If they’re loyal then you have a business that’s sustainable because you have this resource of customers and employees that are going to give you feedback on how to stay relevant and innovate in times of rapid change.

Tell us about a transformation at Microsoft that you’re proud of.

In China, I’ve had the chance to develop a lot of the local corporate culture in the last few years, essentially shaping the way we do business here. The result of that work has been elevating Microsoft’s position in China, not only for employees but also in terms of business results. For example, our employee attrition rates have dropped while employee satisfaction scores have risen dramatically.

We’ve created one of the top performing businesses that Microsoft has globally in just the last few years by implementing some of the practices I talk about in my book.

I still remember living in Hong Kong for a while before moving to China.
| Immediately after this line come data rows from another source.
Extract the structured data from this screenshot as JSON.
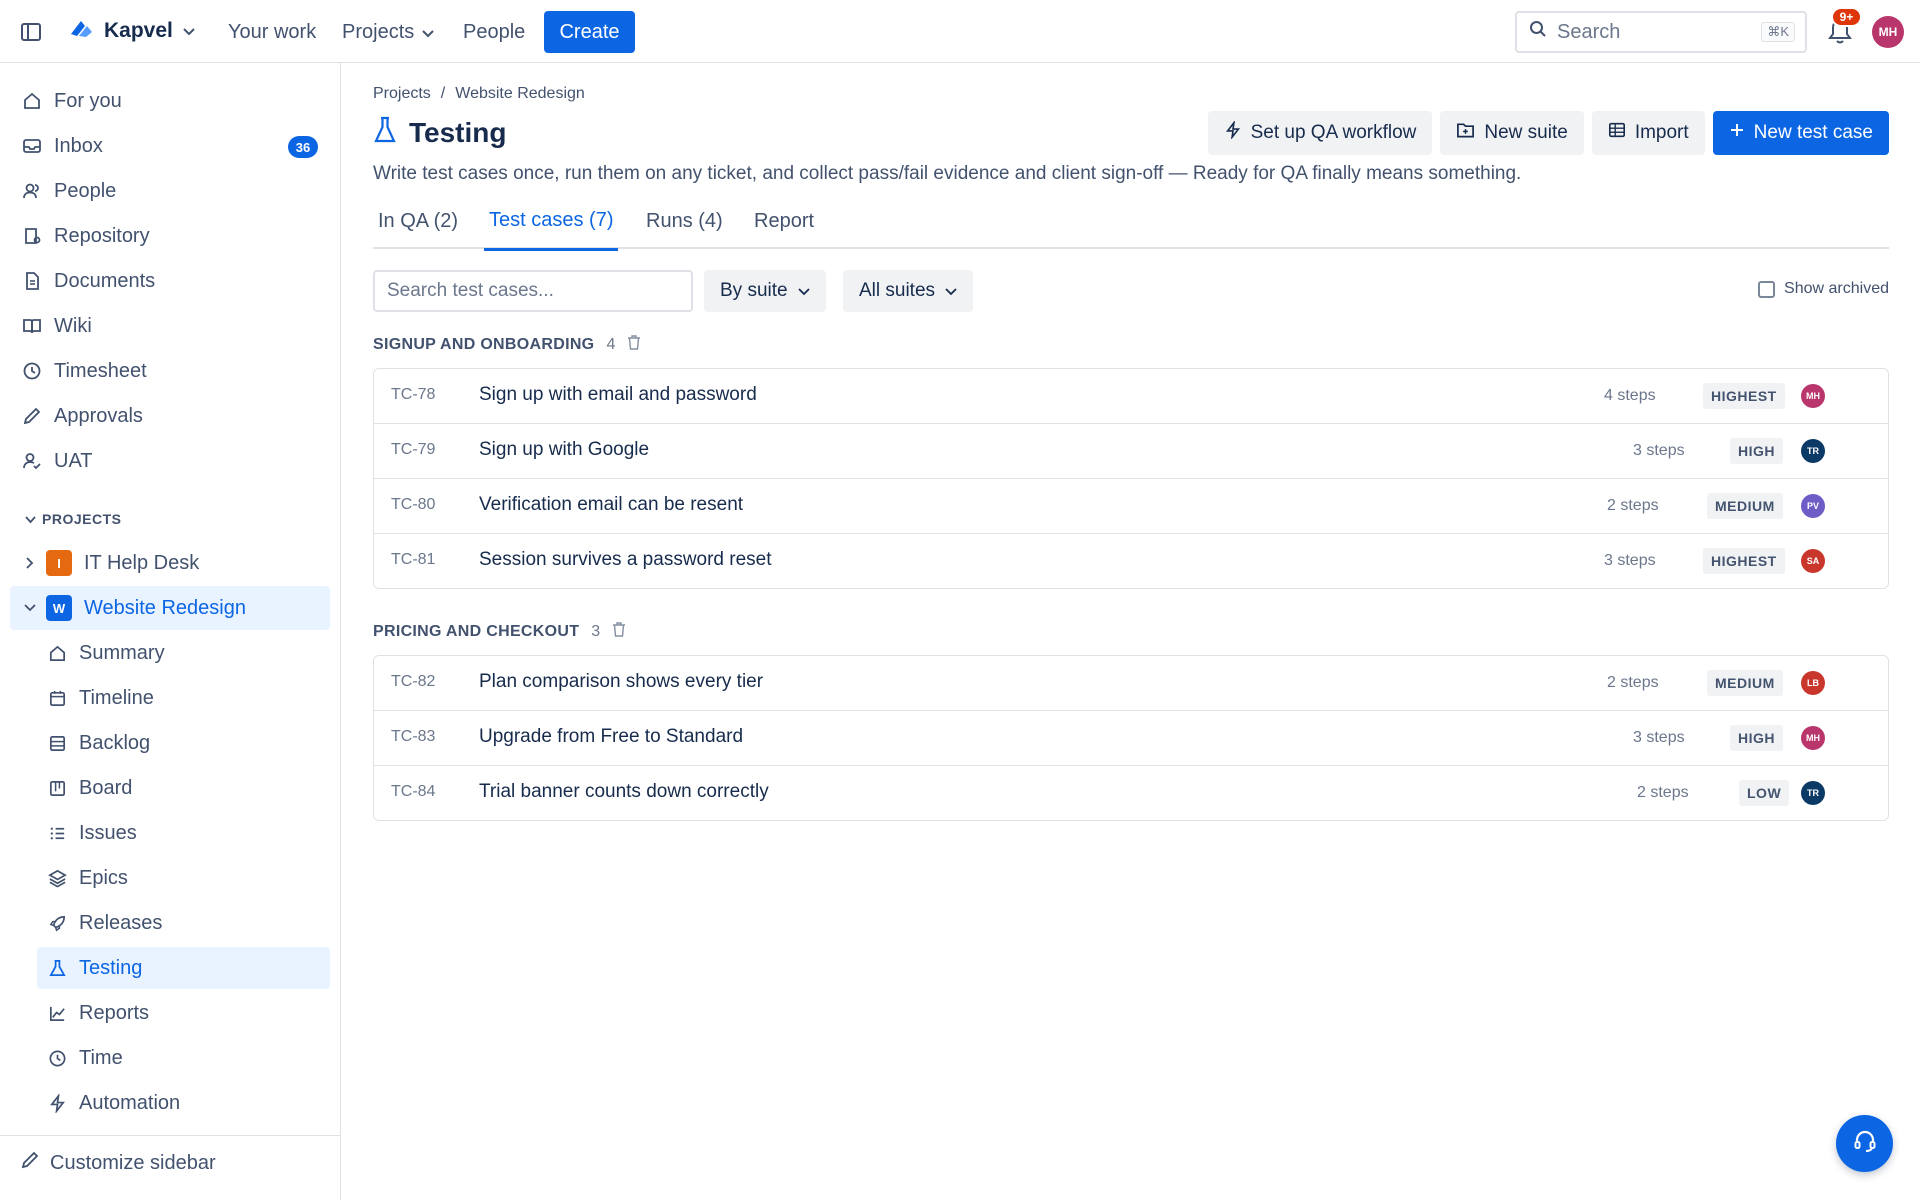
{
  "header": {
    "brand": "Kapvel",
    "nav": {
      "your_work": "Your work",
      "projects": "Projects",
      "people": "People"
    },
    "create_label": "Create",
    "search_placeholder": "Search",
    "search_shortcut": "⌘K",
    "notification_badge": "9+",
    "user_initials": "MH"
  },
  "sidebar": {
    "items": [
      {
        "label": "For you",
        "icon": "home-icon"
      },
      {
        "label": "Inbox",
        "icon": "inbox-icon",
        "badge": "36"
      },
      {
        "label": "People",
        "icon": "people-icon"
      },
      {
        "label": "Repository",
        "icon": "repository-icon"
      },
      {
        "label": "Documents",
        "icon": "document-icon"
      },
      {
        "label": "Wiki",
        "icon": "book-icon"
      },
      {
        "label": "Timesheet",
        "icon": "clock-icon"
      },
      {
        "label": "Approvals",
        "icon": "pen-icon"
      },
      {
        "label": "UAT",
        "icon": "user-check-icon"
      }
    ],
    "projects_heading": "PROJECTS",
    "projects": [
      {
        "label": "IT Help Desk",
        "key": "I",
        "color": "#e56910",
        "expanded": false
      },
      {
        "label": "Website Redesign",
        "key": "W",
        "color": "#0c66e4",
        "expanded": true
      }
    ],
    "sub_items": [
      {
        "label": "Summary",
        "icon": "home-icon"
      },
      {
        "label": "Timeline",
        "icon": "calendar-icon"
      },
      {
        "label": "Backlog",
        "icon": "backlog-icon"
      },
      {
        "label": "Board",
        "icon": "board-icon"
      },
      {
        "label": "Issues",
        "icon": "list-icon"
      },
      {
        "label": "Epics",
        "icon": "layers-icon"
      },
      {
        "label": "Releases",
        "icon": "rocket-icon"
      },
      {
        "label": "Testing",
        "icon": "flask-icon",
        "active": true
      },
      {
        "label": "Reports",
        "icon": "chart-icon"
      },
      {
        "label": "Time",
        "icon": "clock-icon"
      },
      {
        "label": "Automation",
        "icon": "bolt-icon"
      }
    ],
    "customize_label": "Customize sidebar"
  },
  "main": {
    "breadcrumb": [
      "Projects",
      "Website Redesign"
    ],
    "title": "Testing",
    "actions": {
      "qa_workflow": "Set up QA workflow",
      "new_suite": "New suite",
      "import": "Import",
      "new_test_case": "New test case"
    },
    "description": "Write test cases once, run them on any ticket, and collect pass/fail evidence and client sign-off — Ready for QA finally means something.",
    "tabs": [
      {
        "label": "In QA (2)",
        "active": false
      },
      {
        "label": "Test cases (7)",
        "active": true
      },
      {
        "label": "Runs (4)",
        "active": false
      },
      {
        "label": "Report",
        "active": false
      }
    ],
    "search_placeholder": "Search test cases...",
    "group_by": "By suite",
    "suite_filter": "All suites",
    "show_archived": "Show archived",
    "suites": [
      {
        "name": "SIGNUP AND ONBOARDING",
        "count": "4",
        "cases": [
          {
            "id": "TC-78",
            "title": "Sign up with email and password",
            "steps": "4 steps",
            "priority": "HIGHEST",
            "assignee": "MH",
            "color": "#b8366b"
          },
          {
            "id": "TC-79",
            "title": "Sign up with Google",
            "steps": "3 steps",
            "priority": "HIGH",
            "assignee": "TR",
            "color": "#0b3a66"
          },
          {
            "id": "TC-80",
            "title": "Verification email can be resent",
            "steps": "2 steps",
            "priority": "MEDIUM",
            "assignee": "PV",
            "color": "#6e5dc6"
          },
          {
            "id": "TC-81",
            "title": "Session survives a password reset",
            "steps": "3 steps",
            "priority": "HIGHEST",
            "assignee": "SA",
            "color": "#c9372c"
          }
        ]
      },
      {
        "name": "PRICING AND CHECKOUT",
        "count": "3",
        "cases": [
          {
            "id": "TC-82",
            "title": "Plan comparison shows every tier",
            "steps": "2 steps",
            "priority": "MEDIUM",
            "assignee": "LB",
            "color": "#c9372c"
          },
          {
            "id": "TC-83",
            "title": "Upgrade from Free to Standard",
            "steps": "3 steps",
            "priority": "HIGH",
            "assignee": "MH",
            "color": "#b8366b"
          },
          {
            "id": "TC-84",
            "title": "Trial banner counts down correctly",
            "steps": "2 steps",
            "priority": "LOW",
            "assignee": "TR",
            "color": "#0b3a66"
          }
        ]
      }
    ]
  },
  "colors": {
    "accent": "#0c66e4",
    "badge_red": "#de350b"
  }
}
I was leading a large team and it was a huge learning opportunity for me in terms of learning to work within an Asian culture.
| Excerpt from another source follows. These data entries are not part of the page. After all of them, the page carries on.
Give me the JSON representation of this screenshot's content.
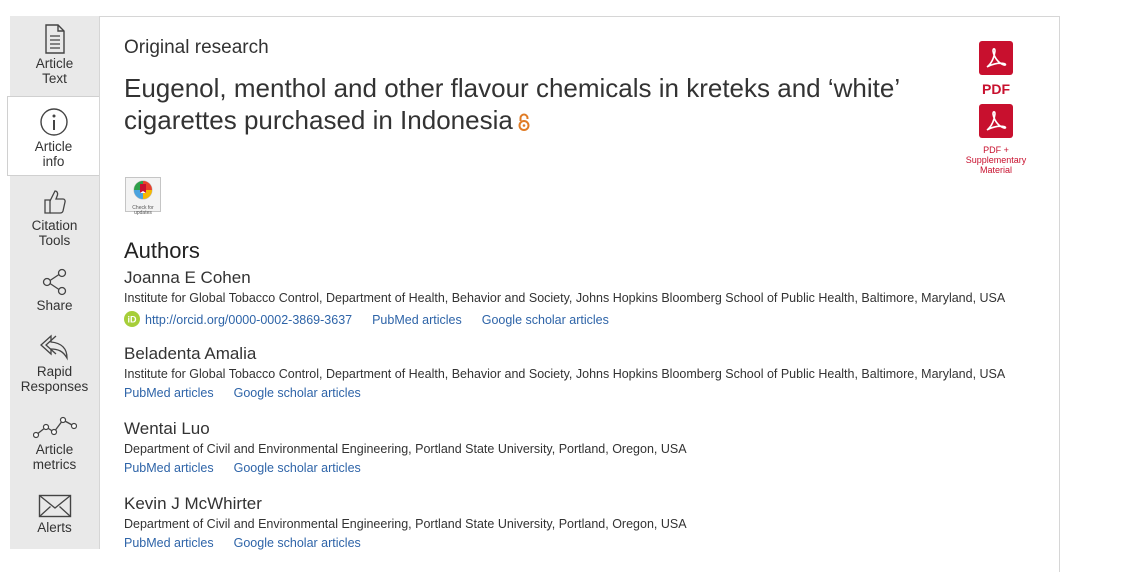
{
  "sidebar": {
    "items": [
      {
        "label_line1": "Article",
        "label_line2": "Text",
        "icon": "document-icon"
      },
      {
        "label_line1": "Article",
        "label_line2": "info",
        "icon": "info-icon",
        "active": true
      },
      {
        "label_line1": "Citation",
        "label_line2": "Tools",
        "icon": "thumbs-up-icon"
      },
      {
        "label_line1": "Share",
        "label_line2": "",
        "icon": "share-icon"
      },
      {
        "label_line1": "Rapid",
        "label_line2": "Responses",
        "icon": "reply-icon"
      },
      {
        "label_line1": "Article",
        "label_line2": "metrics",
        "icon": "line-chart-icon"
      },
      {
        "label_line1": "Alerts",
        "label_line2": "",
        "icon": "envelope-icon"
      }
    ]
  },
  "article": {
    "section": "Original research",
    "title": "Eugenol, menthol and other flavour chemicals in kreteks and ‘white’ cigarettes purchased in Indonesia",
    "open_access_icon": "open-access-lock-icon"
  },
  "downloads": {
    "pdf_label": "PDF",
    "pdf_supp_line1": "PDF +",
    "pdf_supp_line2": "Supplementary",
    "pdf_supp_line3": "Material"
  },
  "crossmark": {
    "line1": "Check for",
    "line2": "updates"
  },
  "authors": {
    "heading": "Authors",
    "list": [
      {
        "name": "Joanna E Cohen",
        "affiliation": "Institute for Global Tobacco Control, Department of Health, Behavior and Society, Johns Hopkins Bloomberg School of Public Health, Baltimore, Maryland, USA",
        "orcid": "http://orcid.org/0000-0002-3869-3637",
        "pubmed": "PubMed articles",
        "scholar": "Google scholar articles"
      },
      {
        "name": "Beladenta Amalia",
        "affiliation": "Institute for Global Tobacco Control, Department of Health, Behavior and Society, Johns Hopkins Bloomberg School of Public Health, Baltimore, Maryland, USA",
        "pubmed": "PubMed articles",
        "scholar": "Google scholar articles"
      },
      {
        "name": "Wentai Luo",
        "affiliation": "Department of Civil and Environmental Engineering, Portland State University, Portland, Oregon, USA",
        "pubmed": "PubMed articles",
        "scholar": "Google scholar articles"
      },
      {
        "name": "Kevin J McWhirter",
        "affiliation": "Department of Civil and Environmental Engineering, Portland State University, Portland, Oregon, USA",
        "pubmed": "PubMed articles",
        "scholar": "Google scholar articles"
      }
    ]
  },
  "colors": {
    "link": "#2e64a8",
    "pdf_red": "#c8102e",
    "orcid_green": "#a6ce39",
    "open_access": "#e07b24"
  }
}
Traffic waits to go through the Cross-Harbour Tunnel in Hong Kong.

We often think of Hong Kong as a kind of an east-meets-west place, and in many ways it is, but our employees and our customers there were local customers. They were certainly Chinese in their approach to doing business.

When I first arrived my team members all thought, “Oh, I have this foreign manager who maybe is not going to understand me.” They were often very surprised at first when all I really wanted to do was sit and listen to them.

As they felt more comfortable sharing thoughts with me without being judged, they felt more willing to share ideas and to open up. Perhaps they had always had some great ideas or innovations and people just weren’t asking them about them or really sitting down and listening to them. So in many ways, it was also a bit of a learning experience for my team as well.

But very quickly the office dynamic changed. Our staff meetings became really exciting, whether they were my leadership team meetings or our all-hand meetings, because people were constantly offering innovations and ideas.

There’s also big debate in the Chinese language centered around the word for “question.” The word for “question” is sort of the same word as “problem.”

Well, I would often wonder why my team members weren’t asking as many questions as perhaps my other teams in Brazil or North America did, and often it was because of the language.

By asking a question, you’re kind of raising a problem, so people don’t do it culturally. So, I was trying to develop a culture where it was okay, even if you didn’t do it in public, to ask, “Hey, is this the best way to do something? Are there other ways we could do this?”

The impact was profound within the company. For one, our employees came to meetings with way more energy and excitement because they felt like they were really contributing to the growth of the business and surprisingly, it also helped us attract more employees because people really wanted to work for us.

People wanted to work on our teams because they saw what kind of culture we were building.

Finally, our customers started to feel a change with how we were doing business as well. Working with Microsoft was starting to be different because we were an organization that wanted to listen to them and listen to their ideas and not just tell them how we did things or enforce policies or rules.

“Businesses that may have at one time seen us as a necessary evil now saw that we’re there to form partnerships with them to help them grow. And none of that transformation in Hong Kong could have happened if we hadn’t started listening to our employees and our customers.”

How can you challenge our audience to be better listeners the next time they step into the office?

Just sit and try to listen. It sounds easy but it’s actually very difficult. Put down your phone. It’s going to take practice. Even when you’re with your kids or family members, put your phone down. Maybe close your computer if you’re working on your laptop. Then truly sit there and listen and engage in what the other person is saying.

Regardless of what they’re saying, they will immediately feel a much higher level of engagement on your part, even before you start to ask questions or express any kind of curiosity.

“Just being there to listen is an incredible starting point to build or to rebuild a relationship of any kind in your life.”